“Emerging Trends” also warns savvy investors to be aware of utility issues that may constrain future growth. Although survey authors term power shortages a “red herring” rather than a real issue in most states, several major markets are seriously vulnerable to supply issues.
In California, New York and Florida particularly, energy capacity severely lags demand. And water shortages, which circle back to power supplies since most power plants require water to operate generators, also raise a red flag. Desert meccas such as Phoenix and Las Vegas face water shortages as a result of soaring population growth. Georgia and neighboring states are battling over the rights to the Chattahoochee watershed, while Florida is struggling with saltwater contamination of its low water table.

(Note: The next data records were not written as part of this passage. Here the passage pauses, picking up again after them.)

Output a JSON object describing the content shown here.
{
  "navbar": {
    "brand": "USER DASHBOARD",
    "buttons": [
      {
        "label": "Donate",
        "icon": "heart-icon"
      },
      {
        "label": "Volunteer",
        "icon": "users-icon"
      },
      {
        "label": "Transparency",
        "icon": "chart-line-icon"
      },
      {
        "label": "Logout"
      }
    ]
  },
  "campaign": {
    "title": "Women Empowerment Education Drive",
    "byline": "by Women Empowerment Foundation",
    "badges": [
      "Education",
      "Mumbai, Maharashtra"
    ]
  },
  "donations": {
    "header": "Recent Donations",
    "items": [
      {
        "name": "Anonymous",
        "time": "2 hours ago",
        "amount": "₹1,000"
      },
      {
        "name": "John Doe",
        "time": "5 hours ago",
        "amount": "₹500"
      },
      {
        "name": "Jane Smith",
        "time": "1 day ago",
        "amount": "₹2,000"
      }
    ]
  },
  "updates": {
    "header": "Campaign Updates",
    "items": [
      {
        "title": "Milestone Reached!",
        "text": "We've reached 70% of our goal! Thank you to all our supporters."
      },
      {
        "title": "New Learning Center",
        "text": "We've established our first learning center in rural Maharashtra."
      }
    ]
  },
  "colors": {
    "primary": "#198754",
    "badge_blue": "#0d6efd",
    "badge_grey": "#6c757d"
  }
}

Taking a risk
With low interest rates, public market discipline and controlled supply, “Emerging Trends” paints an overall optimistic picture for commercial real estate investment heading into the downturn. “People are waiting on the sidelines until we're at the bottom,” Miller said. “The deeper the downturn, the better for opportunistic investors.”
Investment tips for 2002
Be ready to move quickly and keep an eye out for bargains.
Buy multifamily — but only in select markets. Prune older commodity multifamily assets.
Buy office in the battered high-tech markets, as well as in downtown 24-hour markets.
Leverage core assets.
Watch for REIT correction, and buy into office, apartment and industrial stocks with a larger market cap.
Look for commodity properties in top infill locations and megalopolis infill areas.
Hold industrial, R&D and fortress mall space as the markets recoup.
Hang on to full-service hotels, but steer clear of limited-service hotels, (“B” and “C”) power centers.
Be careful of grocery-anchored retail.
Avoid second-tier and tertiary markets.
— Source: Lend Lease “Emerging Trends 2002” survey